Other tech giants, including IBM, have also channeled their expertise into the turnaround domain, creating unified platforms to enhance collaboration and streamline operations. An array of tech solutions, from emerging startups like Aerogility and EXSYN to long-time tech pioneers like Honeywell and IBS Software, are also making waves in this space. Not to mention airline-owned solutions such as those from Lufthansa Systems.

What all these examples have in common is that they lie at the intersection of data, people, and technology, making sense of the data and connecting the right people.

3. The AI-Driven Future
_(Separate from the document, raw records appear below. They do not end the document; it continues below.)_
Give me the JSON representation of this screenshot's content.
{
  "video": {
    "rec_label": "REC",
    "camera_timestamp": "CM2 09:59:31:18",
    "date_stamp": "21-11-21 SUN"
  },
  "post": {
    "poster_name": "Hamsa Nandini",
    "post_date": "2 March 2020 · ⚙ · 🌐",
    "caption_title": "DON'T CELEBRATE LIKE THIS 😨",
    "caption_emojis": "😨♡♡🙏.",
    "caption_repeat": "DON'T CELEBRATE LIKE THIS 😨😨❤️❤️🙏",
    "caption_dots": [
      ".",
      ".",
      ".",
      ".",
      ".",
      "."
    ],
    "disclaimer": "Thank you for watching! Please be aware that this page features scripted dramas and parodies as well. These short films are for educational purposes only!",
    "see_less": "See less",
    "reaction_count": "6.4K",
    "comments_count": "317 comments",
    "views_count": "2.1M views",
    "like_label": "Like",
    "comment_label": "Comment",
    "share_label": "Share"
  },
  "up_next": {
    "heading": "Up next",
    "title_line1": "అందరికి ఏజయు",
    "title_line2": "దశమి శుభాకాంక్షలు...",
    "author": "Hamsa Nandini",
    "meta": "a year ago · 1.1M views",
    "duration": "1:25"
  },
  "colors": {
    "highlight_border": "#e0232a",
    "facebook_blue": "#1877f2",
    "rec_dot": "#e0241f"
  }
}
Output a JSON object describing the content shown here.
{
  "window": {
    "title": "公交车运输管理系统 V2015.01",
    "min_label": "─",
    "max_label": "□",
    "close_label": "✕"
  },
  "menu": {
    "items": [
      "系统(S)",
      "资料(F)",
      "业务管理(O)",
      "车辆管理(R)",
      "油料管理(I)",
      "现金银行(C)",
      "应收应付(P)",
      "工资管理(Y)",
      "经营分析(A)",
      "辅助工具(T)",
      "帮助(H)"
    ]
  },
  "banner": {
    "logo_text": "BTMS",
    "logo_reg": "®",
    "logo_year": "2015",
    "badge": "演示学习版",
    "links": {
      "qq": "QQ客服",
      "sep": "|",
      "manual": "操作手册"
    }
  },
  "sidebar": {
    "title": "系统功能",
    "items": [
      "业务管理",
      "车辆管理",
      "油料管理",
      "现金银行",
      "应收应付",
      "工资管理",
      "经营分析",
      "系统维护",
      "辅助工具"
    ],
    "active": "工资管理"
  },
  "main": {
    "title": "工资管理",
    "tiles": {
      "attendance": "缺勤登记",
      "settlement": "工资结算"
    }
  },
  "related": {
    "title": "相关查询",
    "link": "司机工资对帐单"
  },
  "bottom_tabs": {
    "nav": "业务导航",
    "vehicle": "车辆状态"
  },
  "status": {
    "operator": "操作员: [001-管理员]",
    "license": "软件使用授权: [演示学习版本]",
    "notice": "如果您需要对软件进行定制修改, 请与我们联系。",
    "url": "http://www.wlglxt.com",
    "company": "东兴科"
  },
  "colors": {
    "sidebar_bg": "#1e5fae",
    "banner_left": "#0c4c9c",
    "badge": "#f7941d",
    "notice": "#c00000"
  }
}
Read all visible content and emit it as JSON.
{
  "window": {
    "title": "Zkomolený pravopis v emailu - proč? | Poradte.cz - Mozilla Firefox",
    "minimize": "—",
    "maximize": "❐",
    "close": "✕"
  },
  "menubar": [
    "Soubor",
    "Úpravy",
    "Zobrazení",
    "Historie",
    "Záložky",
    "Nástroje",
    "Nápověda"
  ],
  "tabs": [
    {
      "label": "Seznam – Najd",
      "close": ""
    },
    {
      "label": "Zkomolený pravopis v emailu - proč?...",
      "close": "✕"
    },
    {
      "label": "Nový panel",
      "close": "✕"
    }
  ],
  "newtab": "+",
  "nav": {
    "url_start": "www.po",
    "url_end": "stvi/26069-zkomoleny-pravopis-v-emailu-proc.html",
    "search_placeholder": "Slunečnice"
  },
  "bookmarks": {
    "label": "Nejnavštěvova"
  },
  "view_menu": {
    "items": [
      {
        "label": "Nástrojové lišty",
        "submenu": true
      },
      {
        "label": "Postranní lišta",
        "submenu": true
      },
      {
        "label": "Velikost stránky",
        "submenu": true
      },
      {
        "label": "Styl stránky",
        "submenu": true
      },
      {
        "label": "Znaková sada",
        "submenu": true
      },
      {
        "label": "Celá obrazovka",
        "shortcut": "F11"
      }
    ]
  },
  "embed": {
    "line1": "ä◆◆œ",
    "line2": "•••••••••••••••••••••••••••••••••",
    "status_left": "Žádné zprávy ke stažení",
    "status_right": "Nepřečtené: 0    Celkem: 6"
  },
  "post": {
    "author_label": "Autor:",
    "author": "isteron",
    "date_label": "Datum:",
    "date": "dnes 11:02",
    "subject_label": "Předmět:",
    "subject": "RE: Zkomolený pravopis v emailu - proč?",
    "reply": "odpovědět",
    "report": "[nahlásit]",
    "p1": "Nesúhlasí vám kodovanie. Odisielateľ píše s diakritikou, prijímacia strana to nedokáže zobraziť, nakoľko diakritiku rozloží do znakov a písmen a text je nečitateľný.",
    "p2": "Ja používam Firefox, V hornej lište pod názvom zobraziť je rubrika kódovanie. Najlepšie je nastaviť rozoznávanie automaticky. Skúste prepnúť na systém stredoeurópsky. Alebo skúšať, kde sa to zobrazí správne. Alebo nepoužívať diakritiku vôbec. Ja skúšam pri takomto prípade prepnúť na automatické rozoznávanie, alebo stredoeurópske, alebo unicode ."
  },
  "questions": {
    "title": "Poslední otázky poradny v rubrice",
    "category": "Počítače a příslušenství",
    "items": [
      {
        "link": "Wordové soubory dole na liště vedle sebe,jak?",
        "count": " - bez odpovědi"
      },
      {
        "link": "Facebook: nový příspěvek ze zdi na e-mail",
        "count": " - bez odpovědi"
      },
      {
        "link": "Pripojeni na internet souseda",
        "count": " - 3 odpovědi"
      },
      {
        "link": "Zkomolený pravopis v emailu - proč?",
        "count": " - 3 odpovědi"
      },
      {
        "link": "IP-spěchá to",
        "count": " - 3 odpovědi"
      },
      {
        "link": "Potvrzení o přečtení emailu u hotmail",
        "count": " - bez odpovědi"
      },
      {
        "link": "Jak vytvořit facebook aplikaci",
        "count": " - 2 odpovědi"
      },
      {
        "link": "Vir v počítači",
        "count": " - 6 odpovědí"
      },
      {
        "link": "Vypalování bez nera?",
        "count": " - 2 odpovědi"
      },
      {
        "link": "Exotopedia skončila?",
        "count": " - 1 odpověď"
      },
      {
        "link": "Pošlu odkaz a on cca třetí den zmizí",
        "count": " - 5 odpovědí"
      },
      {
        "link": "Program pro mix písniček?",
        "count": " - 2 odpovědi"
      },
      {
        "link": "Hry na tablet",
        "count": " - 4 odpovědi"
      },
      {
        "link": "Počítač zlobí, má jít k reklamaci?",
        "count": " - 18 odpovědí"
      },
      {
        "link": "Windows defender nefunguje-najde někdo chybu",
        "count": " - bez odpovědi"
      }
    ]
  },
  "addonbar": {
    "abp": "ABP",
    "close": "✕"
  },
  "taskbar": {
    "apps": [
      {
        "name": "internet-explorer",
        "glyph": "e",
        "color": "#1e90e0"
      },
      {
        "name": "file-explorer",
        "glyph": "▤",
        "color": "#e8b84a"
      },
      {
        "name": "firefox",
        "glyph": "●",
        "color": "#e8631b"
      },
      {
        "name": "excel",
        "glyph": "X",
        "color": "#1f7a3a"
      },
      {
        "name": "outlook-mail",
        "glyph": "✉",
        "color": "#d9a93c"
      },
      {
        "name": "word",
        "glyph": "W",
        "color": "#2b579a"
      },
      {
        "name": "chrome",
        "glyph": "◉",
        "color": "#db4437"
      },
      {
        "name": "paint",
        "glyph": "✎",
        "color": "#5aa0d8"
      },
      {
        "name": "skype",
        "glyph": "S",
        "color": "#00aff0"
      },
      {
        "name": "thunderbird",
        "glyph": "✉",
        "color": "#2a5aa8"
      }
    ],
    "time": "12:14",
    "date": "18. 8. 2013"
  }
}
The journey of innovation in airline operations is steadily integrating AI technologies, not only for monitoring and detecting but also for proactive adjustments that enhance operational efficiency.

A prime example of this unfolding AI future is the “Deep Turnaround” system at Amsterdam Schiphol Airport (AMS). This AI-driven solution, equipped with cameras, tracks over 70 steps in the aircraft turnaround process to predict its duration and estimate when a plane is ready to push back from the gate. Although still in its early stages, “Deep Turnaround” has already shown positive results and is not limited to Schiphol. Recently, it was revealed that this system is also being tested at other airports, including Eindhoven Airport

With this in mind, imagine the expansive potential of such technology. For instance, an AI system could use real-time weather updates to foresee delays and automatically redirect fuel or cargo handling to another aircraft due for an imminent departure. This proactive adaptation ensures no time is wasted, resources are optimally utilized, and the integrity of the flight schedule is maintained. These advancements signal a future where AI not only tracks and reports but dynamically orchestrates operational decisions, leading to more efficient, timely, and sustainable airline operations.

This future vision underscores a seamless, automated ecosystem where every piece of data is not just collected but also actioned upon in real-time, ensuring optimal turnaround efficiency.

In wrapping up, it's clear that the most effective solutions for airlines emerge from the synergy of innovation, data, and technology. These elements serve as invaluable aids to dispatchers and movement controllers, offering enhanced visibility and informed decision-making. However, it's important to recognize that while these advancements significantly assist operational processes, they are not replacements for human insight. Commercial considerations and other critical factors still require human oversight and intervention. As the airline industry continues to evolve, the adept management of turnaround times, augmented by these technological aids, will play a crucial role in determining its future course and success.